§ EXERCISE OBJECTIVE:
The response must be made up of the lines in the entries below that contain "Pixel".

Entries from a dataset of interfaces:
_ _ _ _
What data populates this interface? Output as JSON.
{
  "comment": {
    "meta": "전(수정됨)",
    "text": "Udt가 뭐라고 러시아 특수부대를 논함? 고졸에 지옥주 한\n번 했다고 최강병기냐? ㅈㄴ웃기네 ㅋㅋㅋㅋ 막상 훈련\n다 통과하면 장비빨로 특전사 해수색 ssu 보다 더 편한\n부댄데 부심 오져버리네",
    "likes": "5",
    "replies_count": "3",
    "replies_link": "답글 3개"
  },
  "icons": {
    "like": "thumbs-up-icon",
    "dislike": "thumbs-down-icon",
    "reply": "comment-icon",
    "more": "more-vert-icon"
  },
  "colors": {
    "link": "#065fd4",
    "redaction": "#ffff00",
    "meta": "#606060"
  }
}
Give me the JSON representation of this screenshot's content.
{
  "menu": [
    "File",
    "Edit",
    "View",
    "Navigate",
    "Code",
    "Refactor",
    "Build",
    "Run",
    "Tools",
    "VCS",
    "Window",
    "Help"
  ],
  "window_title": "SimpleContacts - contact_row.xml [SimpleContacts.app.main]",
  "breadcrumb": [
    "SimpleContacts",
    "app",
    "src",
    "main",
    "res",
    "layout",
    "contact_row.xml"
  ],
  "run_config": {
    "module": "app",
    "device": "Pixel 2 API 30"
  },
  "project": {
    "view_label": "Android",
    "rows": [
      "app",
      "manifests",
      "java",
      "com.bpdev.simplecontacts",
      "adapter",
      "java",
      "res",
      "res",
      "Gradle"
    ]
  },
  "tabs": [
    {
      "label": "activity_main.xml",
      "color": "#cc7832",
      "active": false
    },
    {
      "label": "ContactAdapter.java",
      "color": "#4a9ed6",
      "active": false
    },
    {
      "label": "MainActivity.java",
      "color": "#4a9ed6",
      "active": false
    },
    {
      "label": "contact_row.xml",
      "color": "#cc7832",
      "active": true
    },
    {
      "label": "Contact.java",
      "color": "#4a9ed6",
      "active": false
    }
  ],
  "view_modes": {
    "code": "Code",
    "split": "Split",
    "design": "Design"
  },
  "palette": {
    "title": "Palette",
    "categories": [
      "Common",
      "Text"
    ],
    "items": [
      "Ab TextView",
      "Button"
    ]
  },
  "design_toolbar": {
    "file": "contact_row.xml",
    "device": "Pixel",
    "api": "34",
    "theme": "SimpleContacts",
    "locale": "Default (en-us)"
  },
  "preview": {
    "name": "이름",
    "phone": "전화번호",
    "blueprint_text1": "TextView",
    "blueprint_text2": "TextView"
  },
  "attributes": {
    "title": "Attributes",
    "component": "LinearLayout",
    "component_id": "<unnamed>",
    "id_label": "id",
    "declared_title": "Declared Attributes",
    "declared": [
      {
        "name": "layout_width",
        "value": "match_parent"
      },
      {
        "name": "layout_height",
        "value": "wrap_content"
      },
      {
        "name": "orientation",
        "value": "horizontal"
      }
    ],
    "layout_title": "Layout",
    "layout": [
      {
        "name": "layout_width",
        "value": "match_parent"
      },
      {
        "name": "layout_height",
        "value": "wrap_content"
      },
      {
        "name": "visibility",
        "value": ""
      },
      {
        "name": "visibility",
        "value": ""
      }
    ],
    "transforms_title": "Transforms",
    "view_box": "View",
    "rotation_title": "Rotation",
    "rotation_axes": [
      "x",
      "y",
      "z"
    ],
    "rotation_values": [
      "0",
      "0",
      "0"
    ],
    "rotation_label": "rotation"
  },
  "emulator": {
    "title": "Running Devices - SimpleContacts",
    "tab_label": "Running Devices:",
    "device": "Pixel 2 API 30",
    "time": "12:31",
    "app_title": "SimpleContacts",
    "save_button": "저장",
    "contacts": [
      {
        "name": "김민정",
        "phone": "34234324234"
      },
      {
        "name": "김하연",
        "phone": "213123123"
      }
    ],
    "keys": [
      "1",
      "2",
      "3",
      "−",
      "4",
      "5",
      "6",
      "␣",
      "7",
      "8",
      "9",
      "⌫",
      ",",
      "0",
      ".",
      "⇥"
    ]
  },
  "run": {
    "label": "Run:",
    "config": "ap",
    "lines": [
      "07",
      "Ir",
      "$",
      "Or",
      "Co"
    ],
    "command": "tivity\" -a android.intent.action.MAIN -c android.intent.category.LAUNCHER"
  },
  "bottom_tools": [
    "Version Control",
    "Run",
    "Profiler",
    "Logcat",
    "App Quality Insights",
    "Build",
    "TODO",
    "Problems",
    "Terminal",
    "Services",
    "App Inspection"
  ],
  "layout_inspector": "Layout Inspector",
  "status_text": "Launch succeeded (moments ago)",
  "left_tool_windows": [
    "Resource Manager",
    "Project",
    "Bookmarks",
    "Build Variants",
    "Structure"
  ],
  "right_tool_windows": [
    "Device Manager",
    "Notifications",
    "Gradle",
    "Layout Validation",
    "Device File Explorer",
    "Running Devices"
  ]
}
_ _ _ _
§ RESPONSE:
    "device": "Pixel 2 API 30"
    "device": "Pixel",
    "device": "Pixel 2 API 30",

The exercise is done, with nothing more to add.